Jonathan Elliott, PhD, was awarded a “Pathway to Independence” grant from the National Cancer Institute in August 2016.  Entitled “Molecularly Guided Surgery for Improved Resection of Glioblastoma Multiforme,” the grant project aims to accelerate Professor Elliott’s promising research career by building upon Dartmouth’s ongoing work in fluorescence-guided surgery (FGS) with ABY-029, the agent approved by FDA for a first-in-human clinical trial.  These two-year grants are given to outstanding postdoctoral researchers to help them advance to tenure-track or equivalent faculty positions.  Funds support Dr. Elliott’s mentored-training program with a core group of NIH-funded researchers at Dartmouth Hitchcock Medical Center (DHMC), including Dr. David Roberts, with Professors Keith Paulsen and Brian Pogue at the Thayer School of Engineering, and Dr. Jack Hoopes in the Geisel School of Medicine. Professor Elliott will conduct a pre-clinical research project to develop and evaluate a new approach to molecular-guided surgery – intraoperative receptor concentration imaging (iRCI). 


Pogue selected as AIMBE Fellow

Brian Pogue, Professor of Engineering and Director of MS and PhD Programs, has been selected by the American Institute for Medical and Biological Engineering (AIMBE) as a new member of its College of Fellows.  AIMBE Fellows represent the top two percent of national medical and biological engineers, and are recognized for their scholarly work in the field.  Brian, who joins Thayer Professor John Zhang and Professor Emeritus Bob Dean as an AIMBE Fellow, was recognized for his work in biomedical optics and imaging.  Congratulations Brian!

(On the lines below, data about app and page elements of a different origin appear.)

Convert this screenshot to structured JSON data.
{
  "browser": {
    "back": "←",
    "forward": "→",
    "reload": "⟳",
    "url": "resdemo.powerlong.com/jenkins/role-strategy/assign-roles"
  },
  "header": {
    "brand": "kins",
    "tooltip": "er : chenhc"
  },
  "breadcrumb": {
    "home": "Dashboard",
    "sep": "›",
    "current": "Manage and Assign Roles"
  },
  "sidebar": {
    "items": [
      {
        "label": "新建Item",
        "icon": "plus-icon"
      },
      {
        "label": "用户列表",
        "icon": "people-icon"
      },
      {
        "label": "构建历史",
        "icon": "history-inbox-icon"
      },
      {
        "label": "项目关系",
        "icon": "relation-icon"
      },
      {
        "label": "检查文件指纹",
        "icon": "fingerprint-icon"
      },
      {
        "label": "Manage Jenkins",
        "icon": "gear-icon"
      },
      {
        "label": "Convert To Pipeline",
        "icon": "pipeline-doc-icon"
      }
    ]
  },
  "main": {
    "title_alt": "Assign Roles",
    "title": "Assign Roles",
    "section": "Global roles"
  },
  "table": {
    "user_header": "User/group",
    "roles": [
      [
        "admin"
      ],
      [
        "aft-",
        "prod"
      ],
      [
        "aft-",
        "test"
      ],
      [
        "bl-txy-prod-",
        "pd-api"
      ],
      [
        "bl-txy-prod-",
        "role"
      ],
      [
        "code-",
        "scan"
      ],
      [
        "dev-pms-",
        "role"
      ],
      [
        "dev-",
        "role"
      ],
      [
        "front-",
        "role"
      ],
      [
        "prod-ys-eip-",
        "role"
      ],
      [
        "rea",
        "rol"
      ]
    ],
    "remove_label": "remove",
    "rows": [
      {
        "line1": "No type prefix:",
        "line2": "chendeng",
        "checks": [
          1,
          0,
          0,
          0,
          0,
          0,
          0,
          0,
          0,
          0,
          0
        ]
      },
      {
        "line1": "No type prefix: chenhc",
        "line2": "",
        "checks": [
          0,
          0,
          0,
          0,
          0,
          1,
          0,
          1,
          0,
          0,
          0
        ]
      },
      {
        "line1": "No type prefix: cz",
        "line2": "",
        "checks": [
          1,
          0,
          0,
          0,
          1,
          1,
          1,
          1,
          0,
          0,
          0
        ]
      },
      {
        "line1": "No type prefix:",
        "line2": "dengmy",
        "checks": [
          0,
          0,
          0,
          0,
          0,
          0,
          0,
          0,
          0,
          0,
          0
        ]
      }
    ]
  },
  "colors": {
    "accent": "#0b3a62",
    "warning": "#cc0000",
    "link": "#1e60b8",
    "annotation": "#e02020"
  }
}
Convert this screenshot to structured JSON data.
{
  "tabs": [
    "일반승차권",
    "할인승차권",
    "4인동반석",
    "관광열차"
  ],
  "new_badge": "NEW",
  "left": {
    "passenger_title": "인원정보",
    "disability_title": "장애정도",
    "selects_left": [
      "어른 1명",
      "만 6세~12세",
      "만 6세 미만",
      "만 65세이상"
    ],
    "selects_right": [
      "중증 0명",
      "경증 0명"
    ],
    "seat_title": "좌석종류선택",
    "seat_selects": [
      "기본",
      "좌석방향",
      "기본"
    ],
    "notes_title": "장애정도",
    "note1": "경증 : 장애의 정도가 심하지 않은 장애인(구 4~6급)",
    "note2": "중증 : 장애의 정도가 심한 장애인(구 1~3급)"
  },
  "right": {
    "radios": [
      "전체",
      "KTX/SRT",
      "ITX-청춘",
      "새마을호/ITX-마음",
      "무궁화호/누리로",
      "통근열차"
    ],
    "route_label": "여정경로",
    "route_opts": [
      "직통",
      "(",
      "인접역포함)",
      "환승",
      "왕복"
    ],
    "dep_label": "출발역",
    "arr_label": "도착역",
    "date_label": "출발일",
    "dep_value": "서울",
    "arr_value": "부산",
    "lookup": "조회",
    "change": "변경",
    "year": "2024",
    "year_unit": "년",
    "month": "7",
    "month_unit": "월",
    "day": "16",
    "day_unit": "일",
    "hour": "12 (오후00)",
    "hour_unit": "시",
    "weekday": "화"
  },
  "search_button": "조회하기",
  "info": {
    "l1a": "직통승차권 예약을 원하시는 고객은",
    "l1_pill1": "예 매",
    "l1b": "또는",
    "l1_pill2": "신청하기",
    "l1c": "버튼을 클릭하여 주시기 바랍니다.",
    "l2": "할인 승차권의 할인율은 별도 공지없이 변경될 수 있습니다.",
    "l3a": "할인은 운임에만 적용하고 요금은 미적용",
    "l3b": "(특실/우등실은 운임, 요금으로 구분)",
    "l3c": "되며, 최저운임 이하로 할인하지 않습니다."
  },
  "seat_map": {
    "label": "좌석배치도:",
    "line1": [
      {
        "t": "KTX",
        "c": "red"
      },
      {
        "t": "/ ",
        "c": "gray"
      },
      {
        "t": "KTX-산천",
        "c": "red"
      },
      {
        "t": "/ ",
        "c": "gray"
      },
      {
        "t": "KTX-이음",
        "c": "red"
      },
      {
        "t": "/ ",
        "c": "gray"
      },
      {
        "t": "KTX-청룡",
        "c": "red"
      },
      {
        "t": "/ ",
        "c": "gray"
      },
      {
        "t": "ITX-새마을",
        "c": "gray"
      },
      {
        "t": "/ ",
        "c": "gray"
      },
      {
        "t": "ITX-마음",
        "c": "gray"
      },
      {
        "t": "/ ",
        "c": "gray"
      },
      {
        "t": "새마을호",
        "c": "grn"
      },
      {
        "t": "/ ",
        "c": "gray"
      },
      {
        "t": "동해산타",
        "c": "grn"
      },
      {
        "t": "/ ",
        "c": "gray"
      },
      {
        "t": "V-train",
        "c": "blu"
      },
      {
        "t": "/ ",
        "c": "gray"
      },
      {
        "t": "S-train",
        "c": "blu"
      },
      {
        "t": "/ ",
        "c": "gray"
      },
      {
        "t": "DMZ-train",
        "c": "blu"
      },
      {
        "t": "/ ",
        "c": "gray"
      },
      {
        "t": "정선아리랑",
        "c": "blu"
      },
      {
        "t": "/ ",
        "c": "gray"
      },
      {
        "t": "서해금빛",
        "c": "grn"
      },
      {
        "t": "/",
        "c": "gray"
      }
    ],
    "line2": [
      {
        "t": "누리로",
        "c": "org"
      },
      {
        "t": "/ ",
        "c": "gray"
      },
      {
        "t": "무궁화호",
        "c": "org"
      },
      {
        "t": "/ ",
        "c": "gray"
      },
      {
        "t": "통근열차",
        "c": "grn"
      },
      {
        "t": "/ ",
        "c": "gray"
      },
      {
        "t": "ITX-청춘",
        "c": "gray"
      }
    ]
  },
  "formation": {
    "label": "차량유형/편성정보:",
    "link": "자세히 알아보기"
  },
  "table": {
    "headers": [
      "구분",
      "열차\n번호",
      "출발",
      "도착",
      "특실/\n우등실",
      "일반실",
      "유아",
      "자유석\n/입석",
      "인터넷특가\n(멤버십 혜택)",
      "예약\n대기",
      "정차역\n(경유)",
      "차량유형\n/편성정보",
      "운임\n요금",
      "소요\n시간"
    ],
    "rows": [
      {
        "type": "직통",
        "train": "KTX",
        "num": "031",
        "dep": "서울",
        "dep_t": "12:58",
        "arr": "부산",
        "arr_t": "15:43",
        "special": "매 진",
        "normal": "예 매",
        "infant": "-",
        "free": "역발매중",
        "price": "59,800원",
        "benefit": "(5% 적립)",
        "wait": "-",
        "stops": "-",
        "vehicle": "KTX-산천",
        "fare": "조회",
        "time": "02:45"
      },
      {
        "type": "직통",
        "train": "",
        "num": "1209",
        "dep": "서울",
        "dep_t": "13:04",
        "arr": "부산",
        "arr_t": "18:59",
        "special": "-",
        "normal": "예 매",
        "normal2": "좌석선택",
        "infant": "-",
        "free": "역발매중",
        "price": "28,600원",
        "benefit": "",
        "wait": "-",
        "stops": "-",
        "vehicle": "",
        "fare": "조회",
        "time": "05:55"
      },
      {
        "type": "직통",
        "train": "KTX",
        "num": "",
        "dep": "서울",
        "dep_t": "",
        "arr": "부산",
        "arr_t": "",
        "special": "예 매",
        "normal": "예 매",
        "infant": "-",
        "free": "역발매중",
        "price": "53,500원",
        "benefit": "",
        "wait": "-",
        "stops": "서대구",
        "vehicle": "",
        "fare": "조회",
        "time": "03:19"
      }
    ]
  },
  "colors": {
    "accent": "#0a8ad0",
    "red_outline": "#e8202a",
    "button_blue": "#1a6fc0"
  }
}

Nirfast Workshop at OSA

Prior to the 2016 Optical Society of America Conference in Miami, FL, a one-day Nirfast training was held. The training was organized by Scott Davis and Brian Pogue, Dartmouth College, USA and Hamid Dehghani, University of Birmingham, UK.  The workshop provided a hands-on tutorial for the modeling of diffuse light propagation in tissue, parameter recovery and data analysis.  Visit the Nirfast page for more information about this software.

Andreozzi wins AAPM Award

Dartmouth’s Jacqueline Andreozzi was awarded the 1st place prize in the 2015 John R. Cameron Young Investigators’ Competition by the American Association of Physicists in Medicine (AAPM).

The John R. Cameron Young Investigators Symposium features an annual competition for new investigators in honor of University of Wisconsin Professor Emeritus Dr. John Cameron, a founding member of the AAPM.  Of the many submissions from young investigators, reviewers selected the 10 highest scoring abstracts for presentation during a special symposium.  The top three award winners were recognized during the AAPM Annual Meeting Awards and Honors Ceremony on Monday, July 13, 2015, in Anaheim CA, each receiving a plaque and a cash award.

Jacqueline’s abstract is entitled “Rapid Treatment Field Uniformity Optimization for Total Skin Electron Beam Therapy Using Cherenkov Imaging” and it can be found at: Jacqueline Andreozzi AAPM abstract

Congratulations Jacqueline!